I am looking at Season Two of the Young Justice animated series, examining its origins in comic book lore and how the show develops its complex mixture of characters and plots.
Serious warning about Spoilers this time, as the plot of this season takes some major twists here.
This episode is focused on one sequence of events, unlike the previous few. There are some side scenes, but one main storyline – which is good given how complicated things are now. For instance when Miss Martian and Superboy were masquerading as Martian Manhunter and Superman, to hide from public knowledge that their elders were off-planet being tried in space-court, I thought “Oh yeah, there’s all that going on, isn’t there…” Nightwing attempts to frame the central, big picture issue as the need to discover The Light’s unknown, extraterrestrial partner. But even that gets murky when you review what has gone on so far. The Light seemed to be working with the Kroloteans, but then betrayed them to a “Competitor.” We’ve seen the evidence of Apokolips at work on Earth, so is Darkseid this Competitor? Other evidence points to the aliens behind Blue Beetle’s Scarab, but nobody in the show seems to know yet that the Scarab even has extraterrestrial origins…
There are still the usual parallel stories of the heroes’ external goals – stopping an attack on a rocket launch – and their internal issues.

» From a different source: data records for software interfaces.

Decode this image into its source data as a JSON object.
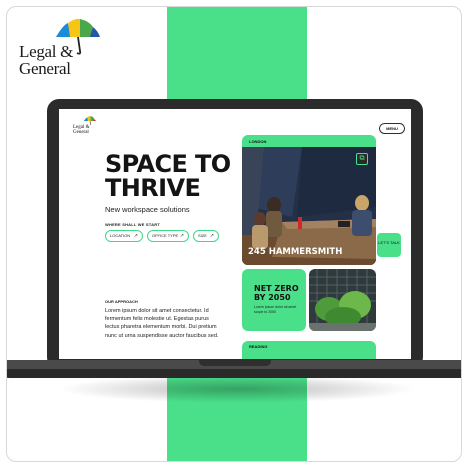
{
  "colors": {
    "brand_green": "#4ae08a",
    "laptop_body": "#2b2b2b",
    "text_dark": "#141414"
  },
  "brand": {
    "line1": "Legal &",
    "line2": "General",
    "icon": "umbrella-logo-icon"
  },
  "website": {
    "logo_line1": "Legal &",
    "logo_line2": "General",
    "menu_label": "MENU",
    "hero": {
      "title": "SPACE TO THRIVE",
      "subtitle": "New workspace solutions"
    },
    "where_label": "WHERE SHALL WE START",
    "filters": [
      {
        "label": "LOCATION",
        "icon": "arrow-up-right-icon"
      },
      {
        "label": "OFFICE TYPE",
        "icon": "arrow-up-right-icon"
      },
      {
        "label": "SIZE",
        "icon": "arrow-up-right-icon"
      }
    ],
    "approach": {
      "heading": "OUR APPROACH",
      "body": "Lorem ipsum dolor sit amet consectetur. Id fermentum felis molestie ut. Egestas purus lectus pharetra elementum morbi. Dui pretium nunc ut urna suspendisse auctor faucibus sed."
    },
    "london_card": {
      "tag": "LONDON",
      "name": "245 HAMMERSMITH",
      "icon": "expand-icon"
    },
    "lets_talk": "LET'S TALK",
    "net_zero": {
      "title": "NET ZERO BY 2050",
      "subtitle": "Lorem ipsum dolor sit amet scope to 2050"
    },
    "reading_card": {
      "tag": "READING"
    }
  }
}
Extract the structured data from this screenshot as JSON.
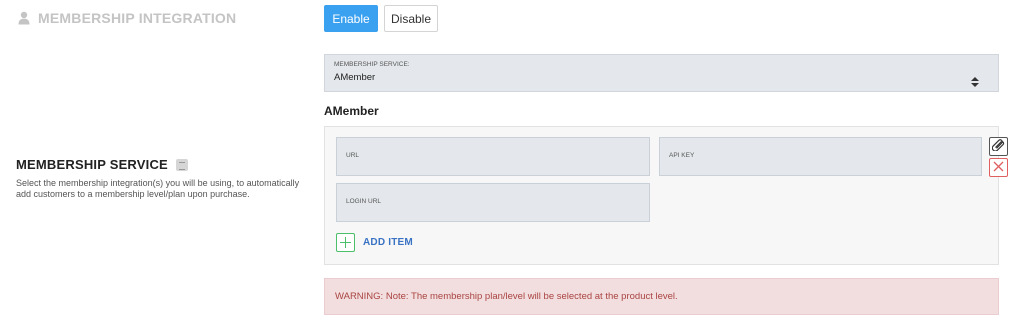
{
  "section": {
    "title": "MEMBERSHIP INTEGRATION",
    "icon": "user-icon"
  },
  "toggle": {
    "enable_label": "Enable",
    "disable_label": "Disable",
    "active": "enable",
    "active_color": "#3aa0f0"
  },
  "membership_service": {
    "heading": "MEMBERSHIP SERVICE",
    "description": "Select the membership integration(s) you will be using, to automatically add customers to a membership level/plan upon purchase.",
    "select": {
      "label": "MEMBERSHIP SERVICE:",
      "value": "AMember"
    }
  },
  "amember": {
    "heading": "AMember",
    "fields": {
      "url_label": "URL",
      "api_key_label": "API KEY",
      "login_url_label": "LOGIN URL"
    },
    "add_item_label": "ADD ITEM",
    "add_item_color": "#4cbf6a",
    "remove_color": "#e06060"
  },
  "warning": {
    "text": "WARNING: Note: The membership plan/level will be selected at the product level.",
    "color": "#a94442"
  }
}
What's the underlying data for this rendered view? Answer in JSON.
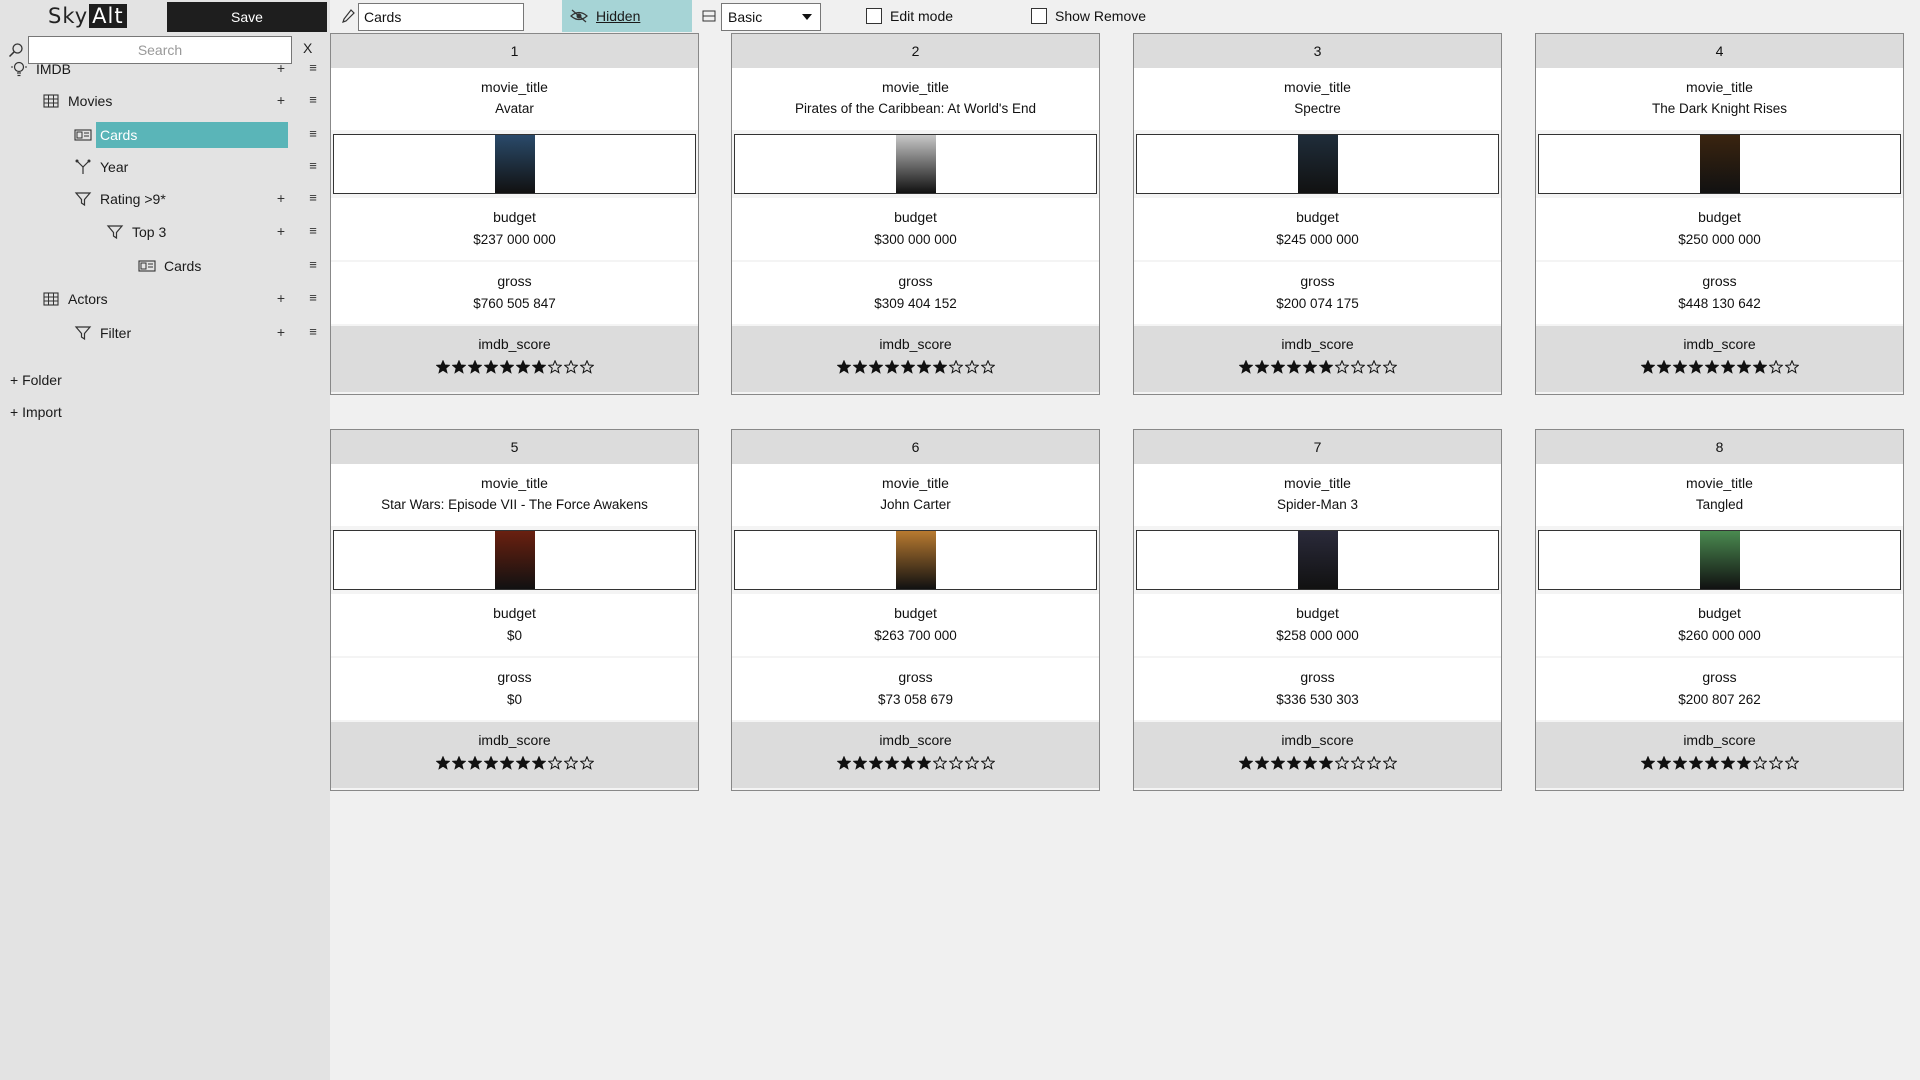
{
  "app": {
    "logo_left": "Sky",
    "logo_right": "Alt",
    "save_label": "Save"
  },
  "sidebar": {
    "search_placeholder": "Search",
    "search_clear": "X",
    "tree": [
      {
        "label": "IMDB",
        "icon": "lightbulb-icon",
        "has_plus": true
      },
      {
        "label": "Movies",
        "icon": "table-icon",
        "has_plus": true
      },
      {
        "label": "Cards",
        "icon": "cards-icon",
        "has_plus": false,
        "selected": true
      },
      {
        "label": "Year",
        "icon": "group-icon",
        "has_plus": false
      },
      {
        "label": "Rating >9*",
        "icon": "filter-icon",
        "has_plus": true
      },
      {
        "label": "Top 3",
        "icon": "filter-icon",
        "has_plus": true
      },
      {
        "label": "Cards",
        "icon": "cards-icon",
        "has_plus": false
      },
      {
        "label": "Actors",
        "icon": "table-icon",
        "has_plus": true
      },
      {
        "label": "Filter",
        "icon": "filter-icon",
        "has_plus": true
      }
    ],
    "tree_plus": "+",
    "tree_menu": "≡",
    "add_folder": "+ Folder",
    "add_import": "+ Import"
  },
  "toolbar": {
    "view_name": "Cards",
    "hidden_label": "Hidden",
    "layout_value": "Basic",
    "edit_mode_label": "Edit mode",
    "show_remove_label": "Show Remove"
  },
  "field_labels": {
    "title": "movie_title",
    "budget": "budget",
    "gross": "gross",
    "score": "imdb_score"
  },
  "cards": [
    {
      "index": "1",
      "title": "Avatar",
      "budget": "$237 000 000",
      "gross": "$760 505 847",
      "stars_filled": 7,
      "stars_total": 10,
      "poster_color": "#2a4a6a"
    },
    {
      "index": "2",
      "title": "Pirates of the Caribbean: At World's End",
      "budget": "$300 000 000",
      "gross": "$309 404 152",
      "stars_filled": 7,
      "stars_total": 10,
      "poster_color": "#c8c8c8"
    },
    {
      "index": "3",
      "title": "Spectre",
      "budget": "$245 000 000",
      "gross": "$200 074 175",
      "stars_filled": 6,
      "stars_total": 10,
      "poster_color": "#1f2d3a"
    },
    {
      "index": "4",
      "title": "The Dark Knight Rises",
      "budget": "$250 000 000",
      "gross": "$448 130 642",
      "stars_filled": 8,
      "stars_total": 10,
      "poster_color": "#3a2410"
    },
    {
      "index": "5",
      "title": "Star Wars: Episode VII - The Force Awakens",
      "budget": "$0",
      "gross": "$0",
      "stars_filled": 7,
      "stars_total": 10,
      "poster_color": "#6a2010"
    },
    {
      "index": "6",
      "title": "John Carter",
      "budget": "$263 700 000",
      "gross": "$73 058 679",
      "stars_filled": 6,
      "stars_total": 10,
      "poster_color": "#b87a30"
    },
    {
      "index": "7",
      "title": "Spider-Man 3",
      "budget": "$258 000 000",
      "gross": "$336 530 303",
      "stars_filled": 6,
      "stars_total": 10,
      "poster_color": "#2a2a3a"
    },
    {
      "index": "8",
      "title": "Tangled",
      "budget": "$260 000 000",
      "gross": "$200 807 262",
      "stars_filled": 7,
      "stars_total": 10,
      "poster_color": "#4a8a50"
    }
  ]
}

Here that is the simmering conflict of the Conner, M’gann, and La’gaan triangle. Lagoon Boy is showing his immaturity and inexperience by acting against orders for personal reasons, as the original members tended to do in early episodes, before learning to act together as a team. That suggests a reason why the show decided to introduce a set of new characters this season. The veterans are a little too competent (likewise the show has established reasons why powerhouses and masterminds such as Superman and Batman aren’t around to handle everything). The more senior Team members do still have their troubles. We learn that what broke up Conner and M’gann was not just that she was starting to use her mental powers more ruthlessly, but that she also tried to use them to make Conner less upset about it. That’s a pretty serious violation of their trust. But it doesn’t get in the way of them doing their job, as they continue to work together efficiently with minimal distractions, unlike La’gann who gets careless and is taken captive.

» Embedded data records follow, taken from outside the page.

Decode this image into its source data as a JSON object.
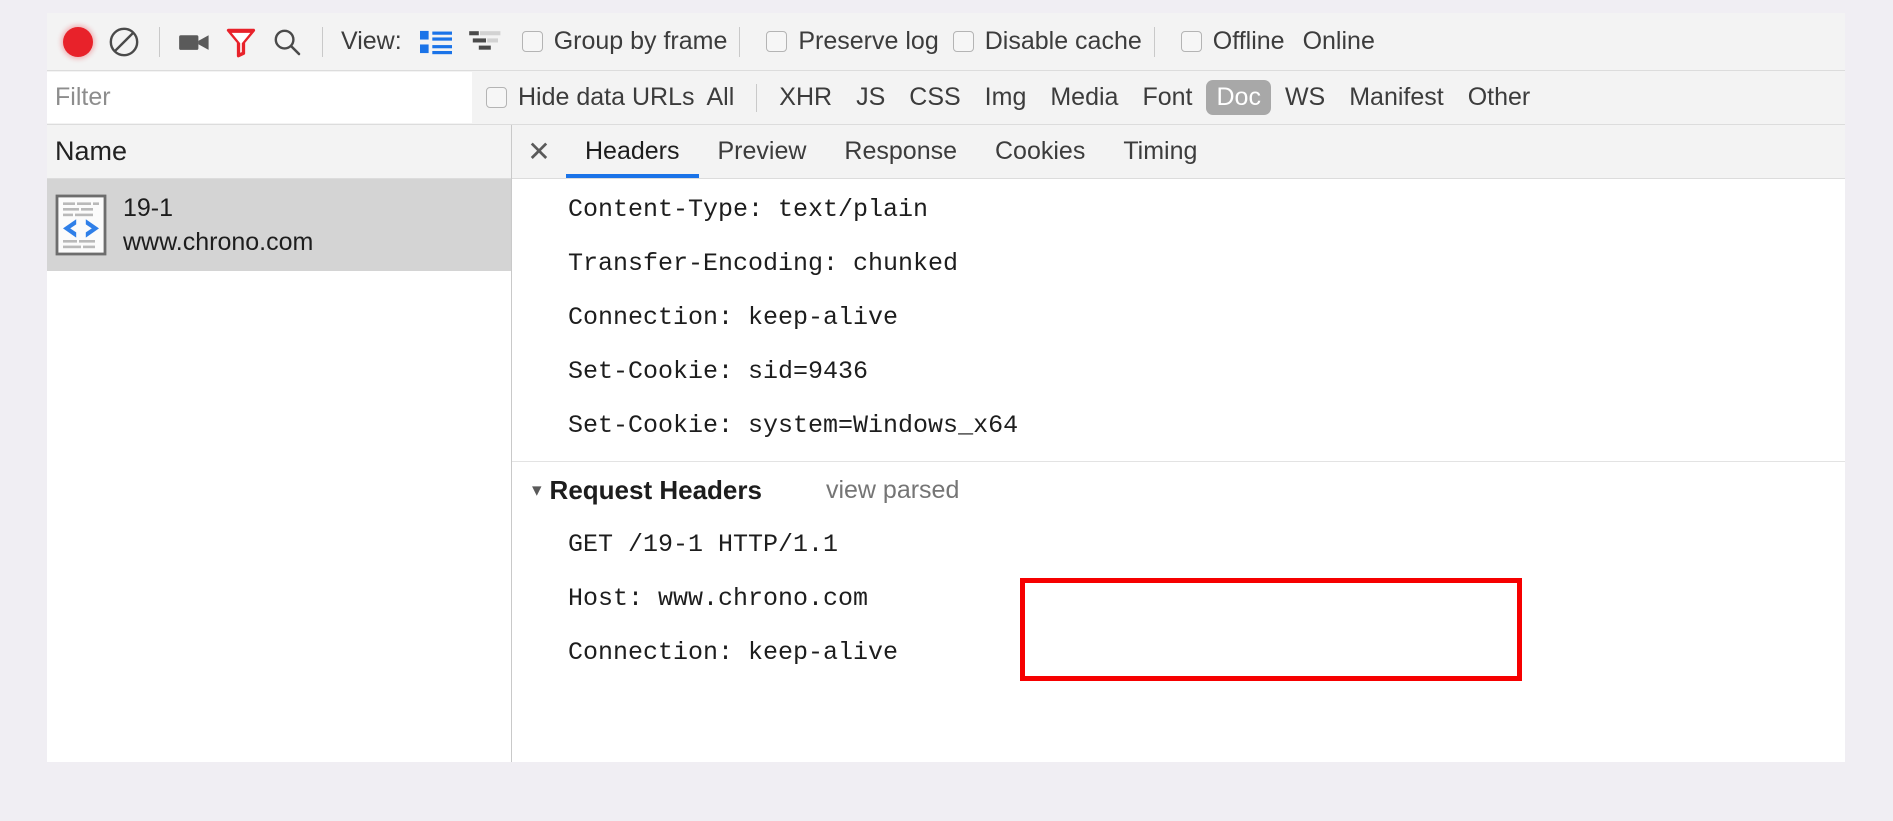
{
  "toolbar": {
    "record_icon": "record-dot-icon",
    "clear_icon": "clear-no-entry-icon",
    "camera_icon": "screenshot-camera-icon",
    "filter_icon": "filter-funnel-icon",
    "search_icon": "search-magnifier-icon",
    "view_label": "View:",
    "view_list_icon": "list-view-icon",
    "view_waterfall_icon": "waterfall-view-icon",
    "group_by_frame": "Group by frame",
    "preserve_log": "Preserve log",
    "disable_cache": "Disable cache",
    "offline": "Offline",
    "online": "Online"
  },
  "filterbar": {
    "filter_placeholder": "Filter",
    "filter_value": "",
    "hide_data_urls": "Hide data URLs",
    "types": [
      {
        "label": "All",
        "active": false
      },
      {
        "label": "XHR",
        "active": false
      },
      {
        "label": "JS",
        "active": false
      },
      {
        "label": "CSS",
        "active": false
      },
      {
        "label": "Img",
        "active": false
      },
      {
        "label": "Media",
        "active": false
      },
      {
        "label": "Font",
        "active": false
      },
      {
        "label": "Doc",
        "active": true
      },
      {
        "label": "WS",
        "active": false
      },
      {
        "label": "Manifest",
        "active": false
      },
      {
        "label": "Other",
        "active": false
      }
    ]
  },
  "left_pane": {
    "column_header": "Name",
    "rows": [
      {
        "icon": "document-code-icon",
        "name": "19-1",
        "host": "www.chrono.com",
        "selected": true
      }
    ]
  },
  "detail": {
    "close_icon": "close-icon",
    "tabs": [
      {
        "label": "Headers",
        "active": true
      },
      {
        "label": "Preview",
        "active": false
      },
      {
        "label": "Response",
        "active": false
      },
      {
        "label": "Cookies",
        "active": false
      },
      {
        "label": "Timing",
        "active": false
      }
    ],
    "response_headers": [
      "Content-Type: text/plain",
      "Transfer-Encoding: chunked",
      "Connection: keep-alive",
      "Set-Cookie: sid=9436",
      "Set-Cookie: system=Windows_x64"
    ],
    "request_headers_section": {
      "caret": "▾",
      "title": "Request Headers",
      "view_parsed": "view parsed",
      "lines": [
        "GET /19-1 HTTP/1.1",
        "Host: www.chrono.com",
        "Connection: keep-alive"
      ]
    },
    "highlight_color": "#f60000"
  }
}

Two elements of DC Comics lore stood out this time. That rocket launch is being carried out by Ferris Aircraft, one of DC Comics go-to benevolent businesses. Carol Ferris was originally the token girlfriend of Green Lantern in the 60’s and 70’s, but in more recent times is portrayed as the CEO of her family’s company. In her Young Justice appearance she’s wearing a purple jacket and lipstick, which is an homage to her history of becoming the supervillain Star Sapphire. We don’t know yet if that’s her destiny in Young Justice’s continuity yet.

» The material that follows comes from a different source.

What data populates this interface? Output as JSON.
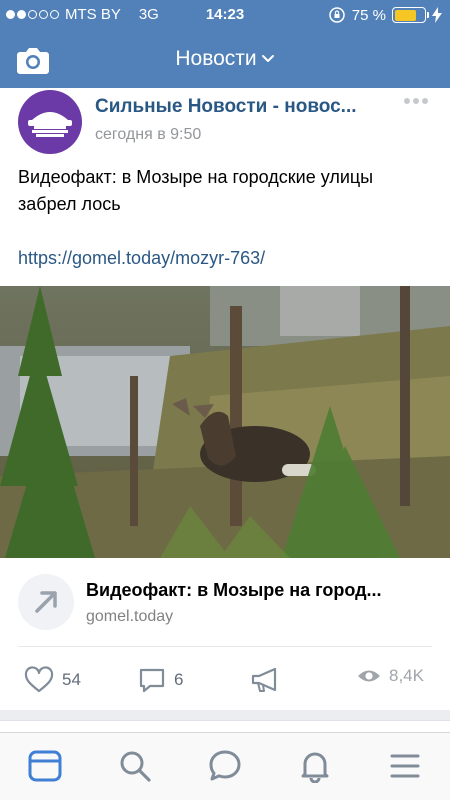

Also pundit G. Gordon Godfrey make one of this usual rabble rousing appearance, railing against the threat of aliens to Earth. This continues to be extra ominous to comic fans, knowing that not only is “Glorious Godfrey” a scheming badguy, he is to all intent and purposes a God of Deception and Persuasion from Apokolips
The game-changing reveal in this episode was of the deep undercover operation that the elder members of the Team have been engaged in. I am not sure how I feel about it. It is very clever and I didn’t see it coming. It fits with the Team as a Black Ops squad more than a strike force. Yet I liked the potential for emotional conflict that having Kaldur turn badguy had suggested. The series is recognizing that this trick is not without consequences. The staged “death” of Artemis has real emotional consequences on those who are not part of the plan and I expect the deception to have long lasting reverberations.